She has also been my baby. She doesn't seem as grown-up to me as her sister did at this age. She just seems like a baby still. Though she definitely has her moments of independence, she is very much a cuddler and loves to be near one of her parents. She says words, but she's not really what I would consider talking. She's not really potty training yet. Beyond those little milestones she still just seems like a little baby and not the big girl that she is quickly becoming.
Over the last few weeks I have felt like I have re-entered that post-partum depression (or perhaps a pre-partum depression?). A few weeks ago my little baby weaned herself from nursing. To some degree there was a bit of relief in this since, being four months pregnant, breastfeeding really wasn't the most comfortable thing in the world. But she had been much more of a comfort nurser than her sister had been. My oldest needed to be encouraged to nurse--she was always too much of a busy body to take time to stop and eat. But my second cares more about food than she does about anything else in life. If she was hungry, she wanted to nurse. If she was tired, she wanted to nurse. If she was hurt, she wanted to nurse. I knew my milk had changed back to colostrum, and eventually she went from nursing a few times a day and through the night, to nothing. I seriously went through a stage of mourning. This beautiful time of connecting with my child had come to an end. She suddenly became much more independent of me, and started to become as much of a Daddy's girl as her big sister.

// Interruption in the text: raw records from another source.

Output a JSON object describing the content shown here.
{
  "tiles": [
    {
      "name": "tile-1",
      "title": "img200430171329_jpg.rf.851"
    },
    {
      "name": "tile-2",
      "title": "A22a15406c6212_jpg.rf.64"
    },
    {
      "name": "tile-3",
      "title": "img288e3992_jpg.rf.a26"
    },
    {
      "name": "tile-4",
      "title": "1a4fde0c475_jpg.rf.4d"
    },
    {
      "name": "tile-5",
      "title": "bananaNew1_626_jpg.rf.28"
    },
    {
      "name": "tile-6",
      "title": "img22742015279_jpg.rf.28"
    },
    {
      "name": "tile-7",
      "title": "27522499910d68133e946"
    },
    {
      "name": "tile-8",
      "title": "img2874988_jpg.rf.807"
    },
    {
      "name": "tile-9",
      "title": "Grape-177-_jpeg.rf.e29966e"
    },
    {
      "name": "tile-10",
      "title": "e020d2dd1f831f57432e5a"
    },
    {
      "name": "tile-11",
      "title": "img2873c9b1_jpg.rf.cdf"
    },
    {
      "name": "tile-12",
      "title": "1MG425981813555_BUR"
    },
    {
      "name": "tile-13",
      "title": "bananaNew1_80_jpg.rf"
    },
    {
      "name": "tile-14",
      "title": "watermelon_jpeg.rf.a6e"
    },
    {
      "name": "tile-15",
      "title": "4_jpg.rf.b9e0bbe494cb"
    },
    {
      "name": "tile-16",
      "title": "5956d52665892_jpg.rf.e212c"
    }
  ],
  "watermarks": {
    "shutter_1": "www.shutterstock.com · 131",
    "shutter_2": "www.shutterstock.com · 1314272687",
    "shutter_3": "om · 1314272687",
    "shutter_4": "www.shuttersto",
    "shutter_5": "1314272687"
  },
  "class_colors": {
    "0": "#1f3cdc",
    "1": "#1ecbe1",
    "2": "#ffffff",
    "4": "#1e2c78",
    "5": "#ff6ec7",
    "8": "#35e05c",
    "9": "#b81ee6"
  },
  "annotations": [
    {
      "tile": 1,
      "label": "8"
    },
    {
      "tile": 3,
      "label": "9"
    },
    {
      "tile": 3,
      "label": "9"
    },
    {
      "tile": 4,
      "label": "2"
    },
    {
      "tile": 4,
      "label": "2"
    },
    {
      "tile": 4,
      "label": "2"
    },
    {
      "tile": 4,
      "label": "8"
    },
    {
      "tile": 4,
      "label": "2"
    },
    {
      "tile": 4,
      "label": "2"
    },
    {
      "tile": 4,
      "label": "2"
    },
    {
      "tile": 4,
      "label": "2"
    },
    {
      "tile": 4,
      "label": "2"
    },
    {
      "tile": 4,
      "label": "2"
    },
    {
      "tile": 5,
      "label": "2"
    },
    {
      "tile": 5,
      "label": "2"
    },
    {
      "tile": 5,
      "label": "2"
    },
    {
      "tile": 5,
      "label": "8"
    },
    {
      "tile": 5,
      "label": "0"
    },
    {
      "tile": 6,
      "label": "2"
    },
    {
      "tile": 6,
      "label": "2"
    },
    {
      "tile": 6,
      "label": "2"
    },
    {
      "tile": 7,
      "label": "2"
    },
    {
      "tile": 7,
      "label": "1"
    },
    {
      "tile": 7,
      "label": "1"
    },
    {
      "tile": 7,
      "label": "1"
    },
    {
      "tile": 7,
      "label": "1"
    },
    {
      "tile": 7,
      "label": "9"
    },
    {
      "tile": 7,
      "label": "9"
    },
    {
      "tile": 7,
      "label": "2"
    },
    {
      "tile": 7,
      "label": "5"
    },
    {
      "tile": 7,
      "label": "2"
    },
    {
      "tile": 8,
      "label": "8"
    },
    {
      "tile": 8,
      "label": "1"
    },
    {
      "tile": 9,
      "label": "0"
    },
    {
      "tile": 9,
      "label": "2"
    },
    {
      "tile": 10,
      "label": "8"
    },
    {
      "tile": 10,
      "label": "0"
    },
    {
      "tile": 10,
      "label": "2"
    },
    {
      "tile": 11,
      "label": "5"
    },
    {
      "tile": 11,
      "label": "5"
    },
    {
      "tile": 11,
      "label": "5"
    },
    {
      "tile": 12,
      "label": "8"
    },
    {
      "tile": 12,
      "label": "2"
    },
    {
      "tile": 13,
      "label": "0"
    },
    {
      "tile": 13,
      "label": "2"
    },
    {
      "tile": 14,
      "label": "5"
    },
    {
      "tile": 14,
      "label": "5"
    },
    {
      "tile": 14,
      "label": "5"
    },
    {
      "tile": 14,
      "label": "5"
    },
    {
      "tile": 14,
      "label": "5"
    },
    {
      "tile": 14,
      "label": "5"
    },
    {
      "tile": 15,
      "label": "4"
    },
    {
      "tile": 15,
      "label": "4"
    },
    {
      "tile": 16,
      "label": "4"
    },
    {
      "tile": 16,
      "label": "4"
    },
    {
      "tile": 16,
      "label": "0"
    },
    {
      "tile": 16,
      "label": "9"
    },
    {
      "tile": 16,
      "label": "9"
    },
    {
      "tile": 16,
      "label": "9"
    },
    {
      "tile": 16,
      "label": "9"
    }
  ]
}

Also in the last weeks she has gotten much better at doing things for herself. She can climb into her highchair, get herself into her car seat, and once the straps are over her shoulders, she can buckle herself in. She can undress herself, though she is not quite so good at the redressing part. :) She loves to wash her hands and brush her teeth. She enjoys independent play, and in the last few weeks she and her sister have gotten much better at playing together for LONG periods of time. These are tasks that I know I will great appreciate once the new baby comes, but did she have to do all of her growing up so fast?
To top it all off, last week she decided she didn't want to sleep in the crib anymore. For the last several days she has been sleeping in a toddler bed. I know it's really the same size as her crib, but somehow she just looks so small in that bed, but at the same time seems like such a big girl. She's been amazing about staying in the bed. We haven't had a single instance (yet) of her getting out of the bed. (Her sister had been much more difficult!)
I know I can mostly blame pregnancy hormones, but having my little baby be so grown up just makes me want to tear up and sniff a little bit. On some days it makes me want to just cry into a pillow. And any time she crawls up into my lap, I just hold on tight, knowing that these precious baby days will quickly pass, just as they did with her sister. Yes, there will soon be another precious bundle to hold, but I don't want to miss out on a moment with the sweet baby that I have right now.